"We're now exploring what fully self-driving vehicles would look like by building some prototypes; they'll be designed to operate safely and autonomously without requiring human intervention. They won't have a steering wheel, accelerator pedal, or brake pedal...because they don't need them. Our software and sensors do all the work. The vehicles will be very basic -- we want to learn from them and adapt them as quickly as possible -- but they will take you where you want to go at the push of a button. And that's an important step toward improving road safety and transforming mobility for millions of people", says Chris Urmson, Director, Self-Driving Car Project.

Urmson further explains, "it was inspiring to start with a blank sheet of paper and ask, 'What should be different about this kind of vehicle?' We started with the most important thing: safety. They have sensors that remove blind spots, and they can detect objects out to a distance of more than two football fields in all directions, which is especially helpful on busy streets with lots of intersections. And we've capped the speed of these first vehicles at 25 mph. On the inside, we've designed for learning, not luxury, so we’re light on creature comforts, but we'll have two seats (with seatbelts), a space for passengers' belongings, buttons to start and stop, and a screen that shows the route -- and that's about it".

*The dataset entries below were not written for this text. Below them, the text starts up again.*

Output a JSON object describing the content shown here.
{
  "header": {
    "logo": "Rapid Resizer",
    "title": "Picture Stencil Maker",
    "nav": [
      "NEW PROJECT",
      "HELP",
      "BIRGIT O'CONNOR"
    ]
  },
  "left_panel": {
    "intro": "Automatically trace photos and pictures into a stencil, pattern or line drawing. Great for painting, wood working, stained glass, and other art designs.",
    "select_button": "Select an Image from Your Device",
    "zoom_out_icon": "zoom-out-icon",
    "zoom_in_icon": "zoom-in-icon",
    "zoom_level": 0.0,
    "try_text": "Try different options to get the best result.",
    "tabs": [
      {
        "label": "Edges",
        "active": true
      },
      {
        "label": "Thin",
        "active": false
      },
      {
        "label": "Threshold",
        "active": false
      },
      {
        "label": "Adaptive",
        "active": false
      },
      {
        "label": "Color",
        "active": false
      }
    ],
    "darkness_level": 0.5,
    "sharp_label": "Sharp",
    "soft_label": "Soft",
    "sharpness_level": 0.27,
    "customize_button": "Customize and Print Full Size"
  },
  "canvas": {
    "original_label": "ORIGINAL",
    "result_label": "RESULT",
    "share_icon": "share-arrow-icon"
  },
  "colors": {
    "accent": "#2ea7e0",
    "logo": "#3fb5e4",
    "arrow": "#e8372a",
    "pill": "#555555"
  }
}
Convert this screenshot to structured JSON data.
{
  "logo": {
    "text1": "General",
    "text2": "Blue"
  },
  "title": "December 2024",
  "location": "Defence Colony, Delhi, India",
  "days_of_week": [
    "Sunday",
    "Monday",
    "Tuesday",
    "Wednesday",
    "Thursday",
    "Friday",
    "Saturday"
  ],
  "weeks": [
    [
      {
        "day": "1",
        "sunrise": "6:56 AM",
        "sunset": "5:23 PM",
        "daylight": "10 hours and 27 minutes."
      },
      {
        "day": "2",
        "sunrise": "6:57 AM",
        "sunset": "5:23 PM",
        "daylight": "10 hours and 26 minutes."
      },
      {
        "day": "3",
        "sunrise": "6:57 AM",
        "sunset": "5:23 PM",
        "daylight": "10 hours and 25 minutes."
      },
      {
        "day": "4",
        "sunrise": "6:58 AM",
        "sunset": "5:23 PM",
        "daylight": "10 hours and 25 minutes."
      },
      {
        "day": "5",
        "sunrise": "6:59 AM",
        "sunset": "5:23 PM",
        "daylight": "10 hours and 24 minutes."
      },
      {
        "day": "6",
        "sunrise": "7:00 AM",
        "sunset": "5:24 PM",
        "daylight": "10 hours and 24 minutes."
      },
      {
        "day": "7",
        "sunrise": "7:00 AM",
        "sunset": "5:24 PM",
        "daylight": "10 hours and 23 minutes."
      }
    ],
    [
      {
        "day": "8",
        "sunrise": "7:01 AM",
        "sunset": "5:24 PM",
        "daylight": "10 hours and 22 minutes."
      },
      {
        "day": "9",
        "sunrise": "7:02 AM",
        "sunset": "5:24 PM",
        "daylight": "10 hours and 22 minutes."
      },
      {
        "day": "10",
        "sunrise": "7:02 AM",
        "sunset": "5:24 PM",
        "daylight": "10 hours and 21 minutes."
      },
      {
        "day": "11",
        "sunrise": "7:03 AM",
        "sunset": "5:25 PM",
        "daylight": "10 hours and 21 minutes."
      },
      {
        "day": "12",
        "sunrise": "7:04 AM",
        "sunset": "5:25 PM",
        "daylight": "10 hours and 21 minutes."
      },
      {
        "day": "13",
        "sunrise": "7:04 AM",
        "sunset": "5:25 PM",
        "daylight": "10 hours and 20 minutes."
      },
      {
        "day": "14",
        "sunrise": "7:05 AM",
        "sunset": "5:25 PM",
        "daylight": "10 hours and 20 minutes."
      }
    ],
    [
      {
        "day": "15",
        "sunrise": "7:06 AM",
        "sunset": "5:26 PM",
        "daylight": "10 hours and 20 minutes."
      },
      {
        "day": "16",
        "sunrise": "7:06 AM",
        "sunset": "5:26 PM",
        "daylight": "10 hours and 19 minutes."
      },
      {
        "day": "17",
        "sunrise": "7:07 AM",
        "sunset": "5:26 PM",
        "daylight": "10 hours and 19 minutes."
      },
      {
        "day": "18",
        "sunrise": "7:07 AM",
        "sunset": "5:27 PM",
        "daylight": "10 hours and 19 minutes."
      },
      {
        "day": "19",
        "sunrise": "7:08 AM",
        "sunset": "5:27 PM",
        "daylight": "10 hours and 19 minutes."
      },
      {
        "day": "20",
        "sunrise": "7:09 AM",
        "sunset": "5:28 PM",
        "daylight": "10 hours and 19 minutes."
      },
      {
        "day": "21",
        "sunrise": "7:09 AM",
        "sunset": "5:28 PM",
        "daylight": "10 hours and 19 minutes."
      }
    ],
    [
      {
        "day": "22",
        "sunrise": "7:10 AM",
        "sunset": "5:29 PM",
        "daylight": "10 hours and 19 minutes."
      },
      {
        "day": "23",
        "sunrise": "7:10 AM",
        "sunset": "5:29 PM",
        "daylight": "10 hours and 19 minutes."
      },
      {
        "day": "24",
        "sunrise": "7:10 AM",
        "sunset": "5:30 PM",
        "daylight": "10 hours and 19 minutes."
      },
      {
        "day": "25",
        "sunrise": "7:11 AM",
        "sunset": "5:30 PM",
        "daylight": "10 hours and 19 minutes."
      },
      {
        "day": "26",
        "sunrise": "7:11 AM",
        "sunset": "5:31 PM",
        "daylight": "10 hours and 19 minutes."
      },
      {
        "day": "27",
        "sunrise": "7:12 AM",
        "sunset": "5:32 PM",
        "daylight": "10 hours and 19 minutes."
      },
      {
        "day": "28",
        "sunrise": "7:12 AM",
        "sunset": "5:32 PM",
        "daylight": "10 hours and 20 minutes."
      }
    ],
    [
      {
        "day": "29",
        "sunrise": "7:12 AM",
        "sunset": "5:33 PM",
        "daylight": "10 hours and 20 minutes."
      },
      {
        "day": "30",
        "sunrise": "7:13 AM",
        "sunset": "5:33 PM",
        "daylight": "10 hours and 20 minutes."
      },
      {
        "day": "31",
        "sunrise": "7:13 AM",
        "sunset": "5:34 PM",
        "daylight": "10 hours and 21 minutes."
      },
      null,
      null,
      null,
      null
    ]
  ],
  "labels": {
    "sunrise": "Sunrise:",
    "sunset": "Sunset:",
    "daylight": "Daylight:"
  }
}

So, is Google getting ready to compete with automakers like Ford and Honda? It's impossible to say for sure. Google has made no such mention of becoming a car company - this is simply speculation at this point. However, the company seems willing to enter any market, as the Nest acquisition shows.

What we do know however, is that the search-giant only plans to build one hundred of these prototypes - for now. In the interim, Google will run a small pilot to see if it is successful. If it is, the company will work with partners to license the technology.

Do you think this is the first step towards Google becoming a car manufacturer? Let us know in the comments.